WORK TO BE COMPLETED: Leaving out the pictures, copy each record below exactly.
============================================================
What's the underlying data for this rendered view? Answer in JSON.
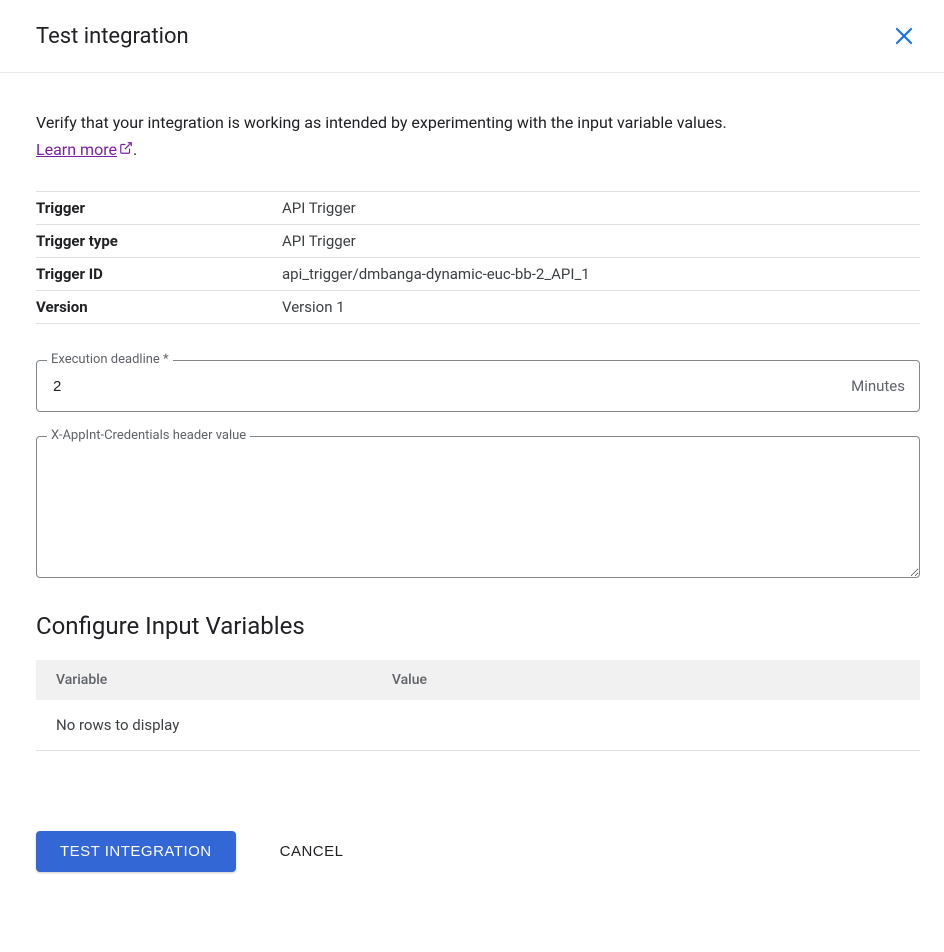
{
  "header": {
    "title": "Test integration"
  },
  "description": {
    "text_before_link": "Verify that your integration is working as intended by experimenting with the input variable values. ",
    "link_text": "Learn more",
    "text_after_link": "."
  },
  "info": {
    "trigger_label": "Trigger",
    "trigger_value": "API Trigger",
    "trigger_type_label": "Trigger type",
    "trigger_type_value": "API Trigger",
    "trigger_id_label": "Trigger ID",
    "trigger_id_value": "api_trigger/dmbanga-dynamic-euc-bb-2_API_1",
    "version_label": "Version",
    "version_value": "Version 1"
  },
  "execution": {
    "label": "Execution deadline *",
    "value": "2",
    "suffix": "Minutes"
  },
  "credentials": {
    "label": "X-AppInt-Credentials header value",
    "value": ""
  },
  "input_vars": {
    "heading": "Configure Input Variables",
    "col_variable": "Variable",
    "col_value": "Value",
    "empty_text": "No rows to display"
  },
  "actions": {
    "primary": "Test Integration",
    "cancel": "Cancel"
  }
}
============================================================
RESPONSE AREA:
What's the underlying data for this rendered view? Answer in JSON.
{
  "header": {
    "title": "Test integration"
  },
  "description": {
    "text_before_link": "Verify that your integration is working as intended by experimenting with the input variable values. ",
    "link_text": "Learn more",
    "text_after_link": "."
  },
  "info": {
    "trigger_label": "Trigger",
    "trigger_value": "API Trigger",
    "trigger_type_label": "Trigger type",
    "trigger_type_value": "API Trigger",
    "trigger_id_label": "Trigger ID",
    "trigger_id_value": "api_trigger/dmbanga-dynamic-euc-bb-2_API_1",
    "version_label": "Version",
    "version_value": "Version 1"
  },
  "execution": {
    "label": "Execution deadline *",
    "value": "2",
    "suffix": "Minutes"
  },
  "credentials": {
    "label": "X-AppInt-Credentials header value",
    "value": ""
  },
  "input_vars": {
    "heading": "Configure Input Variables",
    "col_variable": "Variable",
    "col_value": "Value",
    "empty_text": "No rows to display"
  },
  "actions": {
    "primary": "Test Integration",
    "cancel": "Cancel"
  }
}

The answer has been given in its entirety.